Gains in resource counters last week (particularly platinum and precious metals) were more than offset by weaker consumer goods and services counters over the period. Industrial rand hedge stocks would have been negatively affected by a firmer rand and led by declines in heavyweight counter, SABMiller Plc, as the takeover deal by Anheuser-Busch InBev (AB InBev) started to stall.
A summary of company releases last week follows:
ArcelorMittal interim results revealed revenue to have increased by 3% following a 10% increase in sales volumes.
Liberty Holdings interim results showed group BEE normalised headline earnings of R1 821 million were 9% lower, representing a 15% decline in BEE normalised operating earnings and a 4% increase in earnings from LibFin Investments – Shareholder Investment Portfolio (SIP).
Barclays Africa Group’s interim results showed diluted headline earnings to have increased by 7%.
AB InBev Q2 2016 revenue grew by 4% in the quarter, with strong revenue per hl growth of 5.9%
Intu Properties interim results revealed underlying earnings per share to have increased by 10% against the comparable interim period.
British American Tobacco interim results revealed group revenue to be up 7.8% at constant rates of exchange, or 6% on an organic basis, driven by a strong volume performance and good pricing.
Anglo American Plc interim results showed group underlying earnings before interest and tax (EBIT) of $1.4 billion, a 27% decrease, due to lower commodity prices ($1.2 billion underlying EBIT impact), partially offset by weaker producer country currencies ($0.9 billion underlying EBIT benefit) and incremental cost reductions.
BHP Billiton announced that it will recognise a provision in the range of US$1.1 billion to US$1.3 billion, which is approximately equivalent to a 50% share of the current estimate of Samarco’s funding obligations under the terms of the Framework Agreement entered into on March 2 2016.
Hulamin’s interim results revealed revenue to have increased by 25% while operating profit increased 86%.
Anglo American Platinum interim results revealed headline earnings to have fallen 58% from the previous year’s comparative interim period.
Kumba Iron Ore interim results revealed headline earnings per share (Heps) to have increased by 20% against the comparable interim period.
AEC interim results revealed headline earnings to have increased by 15% after adjusting for the Somerset West bulk land sale andloss on PRMA settlement
The Mondi Group released a trading statement guiding that it expects basic headline EPS (euro cents) at 73 to 77 (2015: 60.1), an increase of between 21% and 28%
Capital & Counties Properties’ interim results revealed that equity attributable to owners of the Parent is GBP2.8 billion (December 2015: GBP 2.9 billion)

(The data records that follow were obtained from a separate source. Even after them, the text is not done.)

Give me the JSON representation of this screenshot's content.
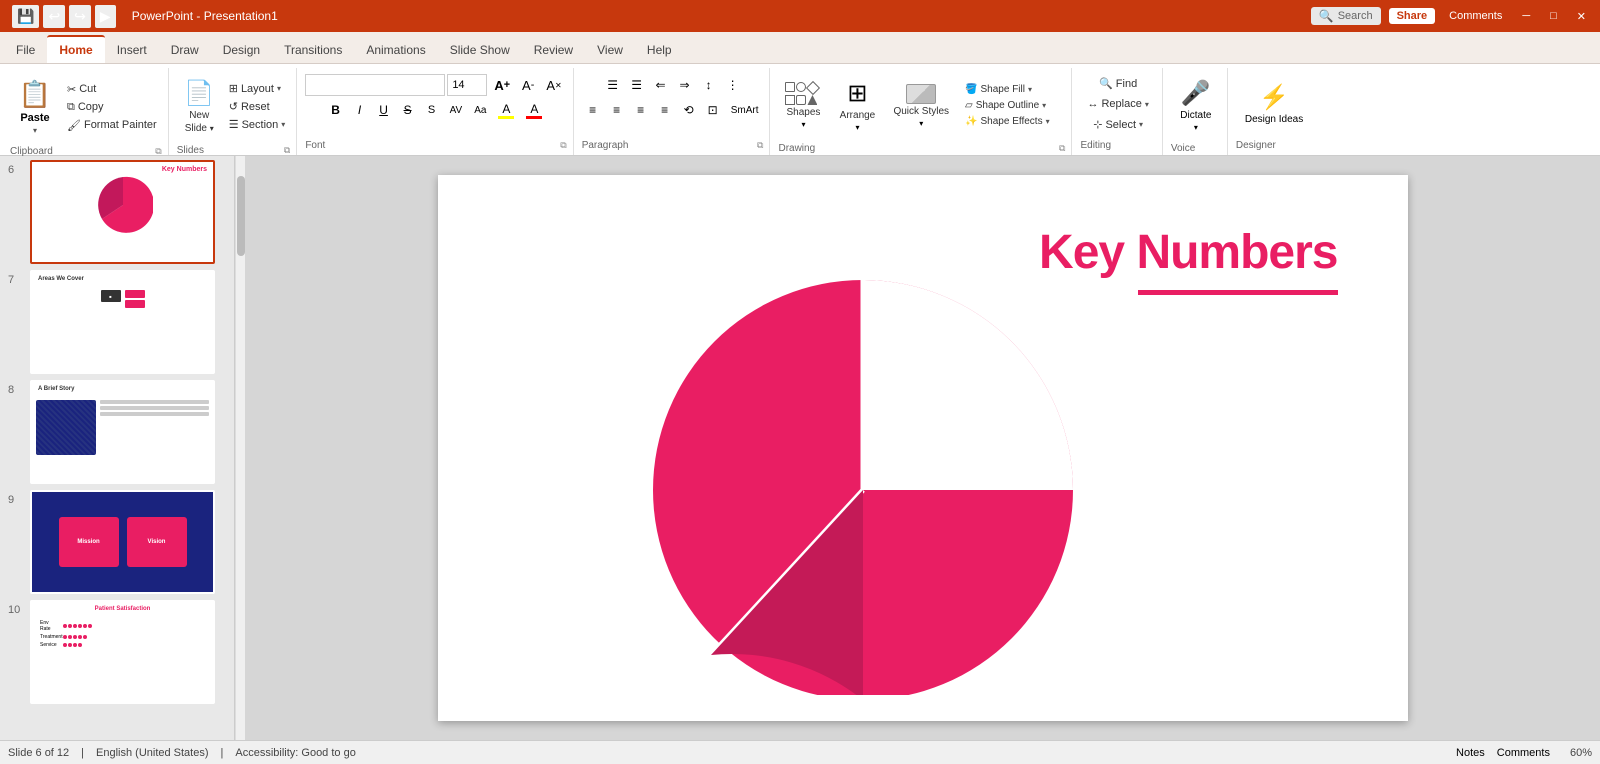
{
  "titlebar": {
    "doc_name": "PowerPoint - Presentation1",
    "share_label": "Share",
    "comments_label": "Comments",
    "window_controls": [
      "─",
      "□",
      "✕"
    ]
  },
  "tabs": [
    {
      "id": "file",
      "label": "File"
    },
    {
      "id": "home",
      "label": "Home",
      "active": true
    },
    {
      "id": "insert",
      "label": "Insert"
    },
    {
      "id": "draw",
      "label": "Draw"
    },
    {
      "id": "design",
      "label": "Design"
    },
    {
      "id": "transitions",
      "label": "Transitions"
    },
    {
      "id": "animations",
      "label": "Animations"
    },
    {
      "id": "slideshow",
      "label": "Slide Show"
    },
    {
      "id": "review",
      "label": "Review"
    },
    {
      "id": "view",
      "label": "View"
    },
    {
      "id": "help",
      "label": "Help"
    }
  ],
  "ribbon": {
    "clipboard": {
      "label": "Clipboard",
      "paste_label": "Paste",
      "cut_label": "Cut",
      "copy_label": "Copy",
      "format_painter_label": "Format Painter"
    },
    "slides": {
      "label": "Slides",
      "new_slide_label": "New Slide",
      "layout_label": "Layout",
      "reset_label": "Reset",
      "section_label": "Section"
    },
    "font": {
      "label": "Font",
      "font_name": "",
      "font_size": "14",
      "increase_font": "A↑",
      "decrease_font": "A↓",
      "clear_format": "A✕",
      "bold": "B",
      "italic": "I",
      "underline": "U",
      "strikethrough": "S",
      "shadow": "S",
      "char_spacing": "AV",
      "font_case": "Aa",
      "highlight_color": "A",
      "font_color": "A"
    },
    "paragraph": {
      "label": "Paragraph",
      "bullet_list": "≡",
      "numbered_list": "≡",
      "decrease_indent": "←",
      "increase_indent": "→",
      "cols": "☰",
      "align_left": "≡",
      "align_center": "≡",
      "align_right": "≡",
      "justify": "≡",
      "text_dir": "↕",
      "align_text": "⊡",
      "convert_to_smartart": "🔷"
    },
    "drawing": {
      "label": "Drawing",
      "quick_styles_label": "Quick Styles",
      "shape_fill_label": "Shape Fill",
      "shape_outline_label": "Shape Outline",
      "shape_effects_label": "Shape Effects",
      "shapes_label": "Shapes",
      "arrange_label": "Arrange"
    },
    "editing": {
      "label": "Editing",
      "find_label": "Find",
      "replace_label": "Replace",
      "select_label": "Select"
    },
    "voice": {
      "label": "Voice",
      "dictate_label": "Dictate"
    },
    "designer": {
      "label": "Designer",
      "design_ideas_label": "Design Ideas"
    },
    "search": {
      "placeholder": "Search"
    }
  },
  "slides": [
    {
      "number": 6,
      "active": true,
      "title": "Key Numbers",
      "type": "key_numbers"
    },
    {
      "number": 7,
      "active": false,
      "title": "Areas We Cover",
      "type": "areas"
    },
    {
      "number": 8,
      "active": false,
      "title": "A Brief Story",
      "type": "story"
    },
    {
      "number": 9,
      "active": false,
      "title": "",
      "type": "mission"
    },
    {
      "number": 10,
      "active": false,
      "title": "Patient Satisfaction",
      "type": "satisfaction"
    }
  ],
  "current_slide": {
    "title": "Key Numbers",
    "type": "key_numbers"
  },
  "status_bar": {
    "slide_info": "Slide 6 of 12",
    "language": "English (United States)",
    "accessibility": "Accessibility: Good to go",
    "notes": "Notes",
    "comments": "Comments",
    "zoom": "60%"
  },
  "colors": {
    "accent": "#e91e63",
    "tab_active": "#c7380d",
    "ribbon_bg": "#ffffff",
    "tab_bar_bg": "#f3ede8"
  }
}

Sibanye Gold released a trading statement guiding that it expects Heps to be between 484% and 611% higher than the comparative interim period.
The Spur Corporation has guided that FY2016 total restaurant sales had increased by 12.9% from the comparable reporting period.
The MTN Group announced that it intends to list on the Nigerian Stock Exchange.
Shaun Murison is a senior market analyst at IG.com